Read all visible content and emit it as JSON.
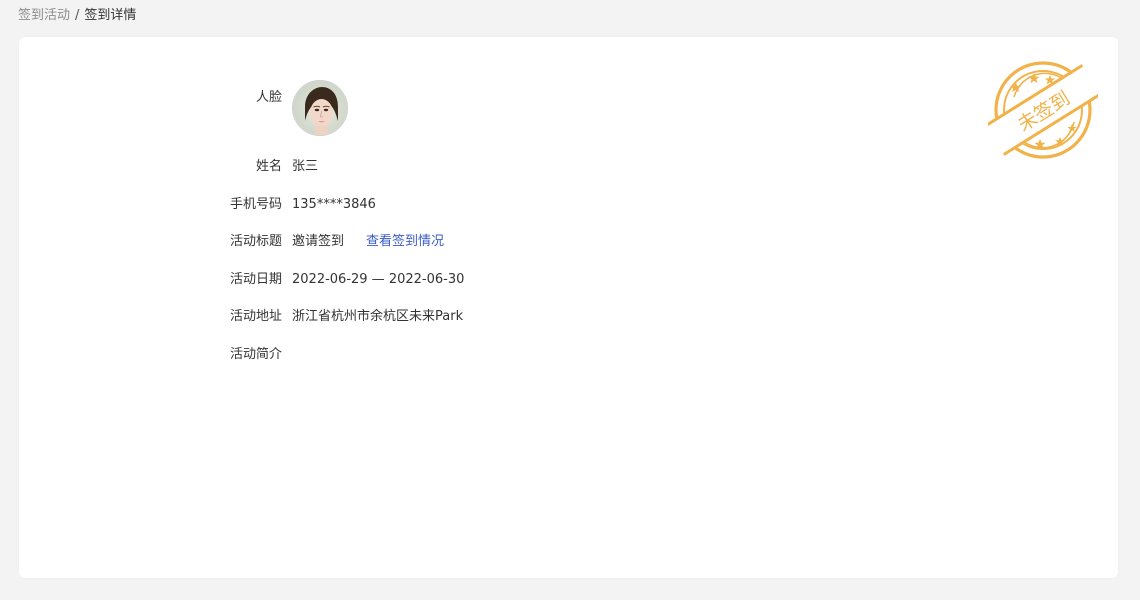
{
  "breadcrumb": {
    "parent": "签到活动",
    "separator": "/",
    "current": "签到详情"
  },
  "detail": {
    "face_label": "人脸",
    "name_label": "姓名",
    "name_value": "张三",
    "phone_label": "手机号码",
    "phone_value": "135****3846",
    "title_label": "活动标题",
    "title_value": "邀请签到",
    "view_link": "查看签到情况",
    "date_label": "活动日期",
    "date_value": "2022-06-29 — 2022-06-30",
    "address_label": "活动地址",
    "address_value": "浙江省杭州市余杭区未来Park",
    "intro_label": "活动简介",
    "intro_value": ""
  },
  "stamp": {
    "text": "未签到",
    "color": "#f1b24a"
  },
  "colors": {
    "page_bg": "#f3f3f3",
    "card_bg": "#ffffff",
    "link": "#3b5bc4",
    "text": "#333333",
    "muted": "#8c8c8c"
  },
  "icons": {
    "avatar": "user-face-photo",
    "stamp": "seal-stamp-icon"
  }
}
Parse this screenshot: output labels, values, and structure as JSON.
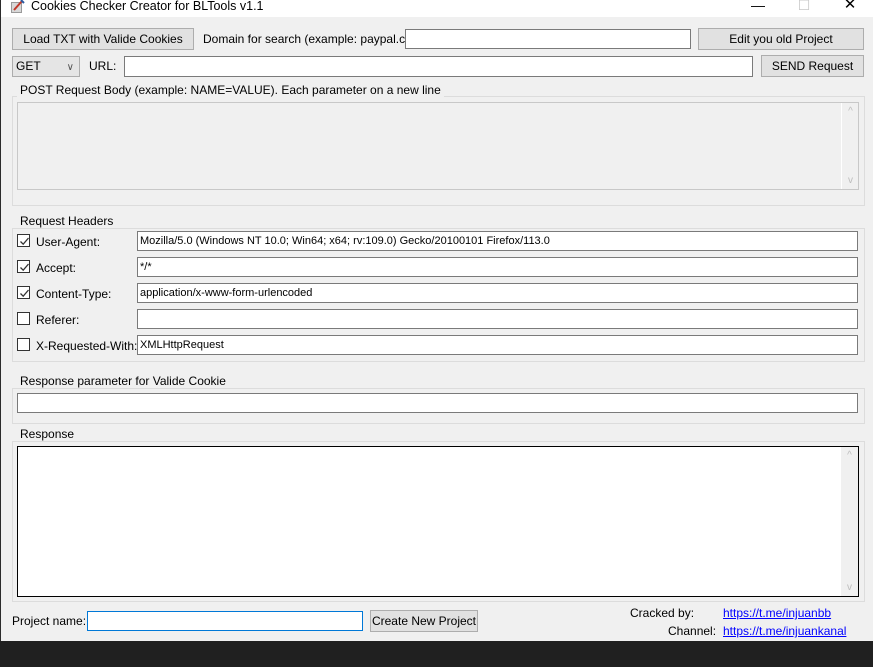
{
  "window": {
    "title": "Cookies Checker Creator for BLTools v1.1",
    "controls": {
      "minimize": "—",
      "maximize": "☐",
      "close": "✕"
    }
  },
  "toolbar": {
    "load_button": "Load TXT with Valide Cookies",
    "domain_label": "Domain for search (example: paypal.com):",
    "domain_value": "",
    "edit_button": "Edit you old Project",
    "method_selected": "GET",
    "url_label": "URL:",
    "url_value": "",
    "send_button": "SEND Request"
  },
  "post_body": {
    "title": "POST Request Body (example: NAME=VALUE). Each parameter on a new line",
    "value": ""
  },
  "headers": {
    "title": "Request Headers",
    "items": [
      {
        "label": "User-Agent:",
        "checked": true,
        "value": "Mozilla/5.0 (Windows NT 10.0; Win64; x64; rv:109.0) Gecko/20100101 Firefox/113.0"
      },
      {
        "label": "Accept:",
        "checked": true,
        "value": "*/*"
      },
      {
        "label": "Content-Type:",
        "checked": true,
        "value": "application/x-www-form-urlencoded"
      },
      {
        "label": "Referer:",
        "checked": false,
        "value": ""
      },
      {
        "label": "X-Requested-With:",
        "checked": false,
        "value": "XMLHttpRequest"
      }
    ]
  },
  "response_param": {
    "title": "Response parameter for Valide Cookie",
    "value": ""
  },
  "response": {
    "title": "Response",
    "value": ""
  },
  "footer": {
    "project_name_label": "Project name:",
    "project_name_value": "",
    "create_button": "Create New Project",
    "cracked_by_label": "Cracked by:",
    "cracked_by_link": "https://t.me/injuanbb",
    "channel_label": "Channel:",
    "channel_link": "https://t.me/injuankanal"
  },
  "icons": {
    "scroll_up": "^",
    "scroll_down": "v",
    "dropdown": "∨"
  }
}
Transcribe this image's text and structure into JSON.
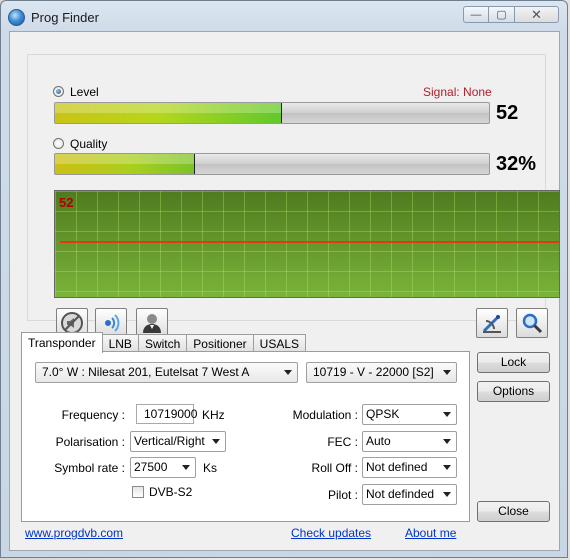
{
  "window": {
    "title": "Prog Finder",
    "minimize": "—",
    "maximize": "▢",
    "close": "✕"
  },
  "signal": {
    "level_label": "Level",
    "quality_label": "Quality",
    "signal_status": "Signal: None",
    "level_value": "52",
    "level_fraction": 0.52,
    "quality_value": "32%",
    "quality_fraction": 0.32,
    "selected_meter": "Level"
  },
  "scope": {
    "value": "52"
  },
  "toolbar_icons": [
    "mute-icon",
    "signal-sound-icon",
    "user-icon",
    "satellite-dish-icon",
    "magnifier-icon"
  ],
  "tabs": [
    {
      "label": "Transponder",
      "active": true
    },
    {
      "label": "LNB"
    },
    {
      "label": "Switch"
    },
    {
      "label": "Positioner"
    },
    {
      "label": "USALS"
    }
  ],
  "transponder": {
    "satellite": "7.0° W : Nilesat 201, Eutelsat 7 West A",
    "transponder": "10719 - V - 22000 [S2]",
    "frequency_label": "Frequency :",
    "frequency_value": "10719000",
    "frequency_unit": "KHz",
    "polarisation_label": "Polarisation :",
    "polarisation_value": "Vertical/Right",
    "symbol_rate_label": "Symbol rate :",
    "symbol_rate_value": "27500",
    "symbol_rate_unit": "Ks",
    "dvbs2_label": "DVB-S2",
    "dvbs2_checked": false,
    "modulation_label": "Modulation :",
    "modulation_value": "QPSK",
    "fec_label": "FEC :",
    "fec_value": "Auto",
    "rolloff_label": "Roll Off :",
    "rolloff_value": "Not defined",
    "pilot_label": "Pilot :",
    "pilot_value": "Not definded"
  },
  "buttons": {
    "lock": "Lock",
    "options": "Options",
    "close": "Close"
  },
  "footer": {
    "website": "www.progdvb.com",
    "check_updates": "Check updates",
    "about": "About me"
  },
  "colors": {
    "signal_status": "#b0202a",
    "scope_line": "#e03a10",
    "link": "#0033cc"
  }
}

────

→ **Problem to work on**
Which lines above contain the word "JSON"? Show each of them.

→ **Solution**
Read all visible content and emit it as JSON.
Parse this screenshot: output labels, values, and structure as JSON.
Transcribe this image's text and structure into JSON.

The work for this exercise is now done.